2Laboratory of Plant Nutrition and Ecological Environment Research, Center for Microelement Research, Huazhong Agricultural University, and Key Laboratory of Subtropical Agriculture and Environment, Ministry of Agriculture, Wuhan 430070, PR China
3Department of Primary Industries, Private Bag 105, Hamilton, Victoria 3300, Australia

ABSTRACT: Submerged aquatic macrophytes such as Potamogeton crispus can absorb large quantities of nutrients from sediment and water, and therefore mitigate pollution and improve water quality of polluted lakes. Turions are the main propagules of P. crispus; their formation is an important process in the life cycle of the plant and relates closely to the population dynamics of the species in lakes. The clarification of the physiological mechanisms specific to plant hormone regulation in propagule formation versus plant growth will help to better understand the population decline in eutrophic waters and to develop management strategies for the species. In the present study, different treatment concentrations and application frequencies of gibberellic acid (GA3) and 6-benzyladenine (6-BA), a cytokinin substances, were used to investigate their effects on propagule formation and plant growth in this plant. The results showed that, when a cultured plant was treated with GA3 or 6-BA before propagule morphogenesis, propagule production was inhibited or delayed. Under repeat applications of GA3 or 6-BA, propagule formation was arrested completely except in the treatment with 2.5 mg l−1 GA3, which led to some phylloclade turions. Plants treated with GA3 had more phylloclade turions and longer turions compared to the control, whereas less difference was observed under 6-BA treatments. This suggests that cytokinin is a more effective substance in regulating propagule differentiation in P. crispus.

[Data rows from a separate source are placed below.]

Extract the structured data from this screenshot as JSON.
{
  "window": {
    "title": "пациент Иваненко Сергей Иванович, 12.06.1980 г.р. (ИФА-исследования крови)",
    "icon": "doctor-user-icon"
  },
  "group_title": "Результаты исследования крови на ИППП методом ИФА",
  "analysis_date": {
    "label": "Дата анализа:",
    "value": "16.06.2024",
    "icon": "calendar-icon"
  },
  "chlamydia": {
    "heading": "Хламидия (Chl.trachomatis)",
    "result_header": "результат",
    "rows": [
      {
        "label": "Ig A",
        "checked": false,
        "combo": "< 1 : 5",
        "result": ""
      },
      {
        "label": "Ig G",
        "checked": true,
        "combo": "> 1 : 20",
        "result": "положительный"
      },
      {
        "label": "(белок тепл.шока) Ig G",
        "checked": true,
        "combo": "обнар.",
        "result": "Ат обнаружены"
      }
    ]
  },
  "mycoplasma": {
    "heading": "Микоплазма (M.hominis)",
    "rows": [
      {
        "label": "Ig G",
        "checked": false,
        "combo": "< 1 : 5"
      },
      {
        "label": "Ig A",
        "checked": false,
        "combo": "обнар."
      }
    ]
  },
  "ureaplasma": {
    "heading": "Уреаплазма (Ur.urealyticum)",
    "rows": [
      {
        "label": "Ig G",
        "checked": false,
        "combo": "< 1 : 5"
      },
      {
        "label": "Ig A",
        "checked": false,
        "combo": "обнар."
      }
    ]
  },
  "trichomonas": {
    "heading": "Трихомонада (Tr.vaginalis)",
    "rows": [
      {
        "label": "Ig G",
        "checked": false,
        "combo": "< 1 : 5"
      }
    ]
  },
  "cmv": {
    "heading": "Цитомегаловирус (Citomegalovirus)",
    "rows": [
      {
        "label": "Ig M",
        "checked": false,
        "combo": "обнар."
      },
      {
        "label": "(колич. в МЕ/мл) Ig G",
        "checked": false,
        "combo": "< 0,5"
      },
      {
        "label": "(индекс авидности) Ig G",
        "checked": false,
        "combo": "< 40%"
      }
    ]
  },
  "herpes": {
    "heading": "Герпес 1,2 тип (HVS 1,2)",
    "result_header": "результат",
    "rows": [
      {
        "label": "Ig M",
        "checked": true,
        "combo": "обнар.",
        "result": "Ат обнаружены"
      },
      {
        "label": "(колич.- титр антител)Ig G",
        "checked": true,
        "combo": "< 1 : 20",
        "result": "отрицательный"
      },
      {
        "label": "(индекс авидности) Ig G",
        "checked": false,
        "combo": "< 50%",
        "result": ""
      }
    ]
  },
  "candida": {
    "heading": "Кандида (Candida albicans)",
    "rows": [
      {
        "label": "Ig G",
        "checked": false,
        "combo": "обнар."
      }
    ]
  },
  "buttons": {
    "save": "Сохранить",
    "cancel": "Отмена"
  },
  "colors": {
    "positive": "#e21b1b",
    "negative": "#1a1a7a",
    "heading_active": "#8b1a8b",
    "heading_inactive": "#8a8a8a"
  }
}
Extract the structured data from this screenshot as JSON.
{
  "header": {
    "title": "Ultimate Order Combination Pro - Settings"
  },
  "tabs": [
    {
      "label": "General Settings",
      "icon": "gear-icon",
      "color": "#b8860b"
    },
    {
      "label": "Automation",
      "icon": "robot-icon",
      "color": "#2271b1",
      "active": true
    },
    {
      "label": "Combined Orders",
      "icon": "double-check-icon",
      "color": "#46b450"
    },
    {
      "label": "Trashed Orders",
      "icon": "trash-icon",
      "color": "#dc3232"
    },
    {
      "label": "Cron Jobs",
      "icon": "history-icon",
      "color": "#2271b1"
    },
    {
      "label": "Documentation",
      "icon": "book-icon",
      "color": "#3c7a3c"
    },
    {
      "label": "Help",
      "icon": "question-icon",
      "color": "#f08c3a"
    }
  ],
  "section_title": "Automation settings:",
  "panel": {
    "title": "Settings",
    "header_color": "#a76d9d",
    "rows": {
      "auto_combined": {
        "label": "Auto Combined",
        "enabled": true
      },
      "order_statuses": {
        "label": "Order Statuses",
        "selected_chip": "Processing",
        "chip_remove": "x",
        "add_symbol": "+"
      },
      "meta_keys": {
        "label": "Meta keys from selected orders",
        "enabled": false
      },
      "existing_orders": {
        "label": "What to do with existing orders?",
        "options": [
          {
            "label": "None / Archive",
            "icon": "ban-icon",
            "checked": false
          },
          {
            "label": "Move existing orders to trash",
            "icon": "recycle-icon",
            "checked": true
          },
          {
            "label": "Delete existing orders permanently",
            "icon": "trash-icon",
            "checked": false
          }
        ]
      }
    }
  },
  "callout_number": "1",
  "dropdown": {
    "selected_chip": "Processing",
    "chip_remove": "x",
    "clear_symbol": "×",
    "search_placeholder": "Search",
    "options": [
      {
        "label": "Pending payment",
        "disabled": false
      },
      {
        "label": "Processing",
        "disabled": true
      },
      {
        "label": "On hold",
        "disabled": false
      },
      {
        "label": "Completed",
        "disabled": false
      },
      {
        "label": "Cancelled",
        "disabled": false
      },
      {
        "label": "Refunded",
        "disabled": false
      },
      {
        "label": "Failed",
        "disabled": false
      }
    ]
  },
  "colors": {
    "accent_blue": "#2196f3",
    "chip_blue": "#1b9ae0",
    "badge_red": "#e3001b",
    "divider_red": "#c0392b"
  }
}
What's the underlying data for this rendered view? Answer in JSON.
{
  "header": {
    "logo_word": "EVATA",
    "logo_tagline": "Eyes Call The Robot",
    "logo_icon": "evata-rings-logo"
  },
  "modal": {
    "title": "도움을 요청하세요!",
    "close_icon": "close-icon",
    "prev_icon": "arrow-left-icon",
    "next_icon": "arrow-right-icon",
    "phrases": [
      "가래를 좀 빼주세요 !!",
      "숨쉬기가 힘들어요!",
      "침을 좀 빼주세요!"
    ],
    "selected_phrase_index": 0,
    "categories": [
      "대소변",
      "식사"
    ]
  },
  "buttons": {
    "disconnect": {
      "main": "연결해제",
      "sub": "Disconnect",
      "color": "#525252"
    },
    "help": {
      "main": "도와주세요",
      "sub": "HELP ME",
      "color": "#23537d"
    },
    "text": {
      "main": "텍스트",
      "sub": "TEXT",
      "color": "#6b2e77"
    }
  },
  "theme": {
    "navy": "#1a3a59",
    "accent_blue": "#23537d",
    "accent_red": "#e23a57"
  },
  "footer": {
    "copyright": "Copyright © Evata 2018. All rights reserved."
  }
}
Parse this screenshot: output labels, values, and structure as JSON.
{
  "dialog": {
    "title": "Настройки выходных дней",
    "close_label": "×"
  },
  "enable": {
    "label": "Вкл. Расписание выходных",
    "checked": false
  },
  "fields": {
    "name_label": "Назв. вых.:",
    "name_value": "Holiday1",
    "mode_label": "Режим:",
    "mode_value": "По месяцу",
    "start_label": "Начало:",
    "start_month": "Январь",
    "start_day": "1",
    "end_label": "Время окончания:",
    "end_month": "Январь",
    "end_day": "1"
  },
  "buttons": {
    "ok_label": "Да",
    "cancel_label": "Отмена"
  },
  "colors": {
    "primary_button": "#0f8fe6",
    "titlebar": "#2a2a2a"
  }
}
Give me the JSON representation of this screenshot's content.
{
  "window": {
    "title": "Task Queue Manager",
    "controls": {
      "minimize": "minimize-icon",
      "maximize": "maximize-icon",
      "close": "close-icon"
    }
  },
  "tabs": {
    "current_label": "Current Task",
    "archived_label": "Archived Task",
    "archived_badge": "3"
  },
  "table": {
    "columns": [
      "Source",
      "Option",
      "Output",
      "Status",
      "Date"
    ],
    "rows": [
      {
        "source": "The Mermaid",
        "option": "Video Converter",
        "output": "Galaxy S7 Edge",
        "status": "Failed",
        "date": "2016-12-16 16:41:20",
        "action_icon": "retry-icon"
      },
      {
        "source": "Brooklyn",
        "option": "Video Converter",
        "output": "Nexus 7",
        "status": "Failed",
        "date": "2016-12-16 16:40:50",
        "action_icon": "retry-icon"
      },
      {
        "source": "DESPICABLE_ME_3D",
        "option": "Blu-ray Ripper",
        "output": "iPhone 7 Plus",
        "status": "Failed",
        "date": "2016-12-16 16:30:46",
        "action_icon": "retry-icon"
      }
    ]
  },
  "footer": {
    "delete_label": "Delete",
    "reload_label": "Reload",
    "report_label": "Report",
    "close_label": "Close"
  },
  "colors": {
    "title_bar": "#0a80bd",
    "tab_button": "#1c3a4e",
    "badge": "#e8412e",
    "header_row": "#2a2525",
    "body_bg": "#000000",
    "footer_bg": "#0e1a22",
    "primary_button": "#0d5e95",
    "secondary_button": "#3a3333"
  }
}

Morphological and physiological analysis showed that the propagule formation was more sensitive than plant growth to the plant growth regulators. Both plant growth regulators promoted photosynthetic pigments in plants but inhibited starch accumulation in propagules, which may be related closely to the changes in propagule growth and development.


KEY WORDS: Turion · Cytokinin · Gibberellin · Carbohydrate accumulation · Physiological characteristics


Full text in pdf format 
Cite this article as: Wang L, Yang T, Zhu D, Xu J, Nie Z, Yang G (2012) Changes in propagule formation and plant growth in Potamogeton crispus induced by exogenous application of gibberellic acid (GA3) and 6-benzyladenine (6-BA). Aquat Biol 15:35-45. https://doi.org/10.3354/ab00404

Export citation
Mail this link - Contents Mailing Lists - RSS
- -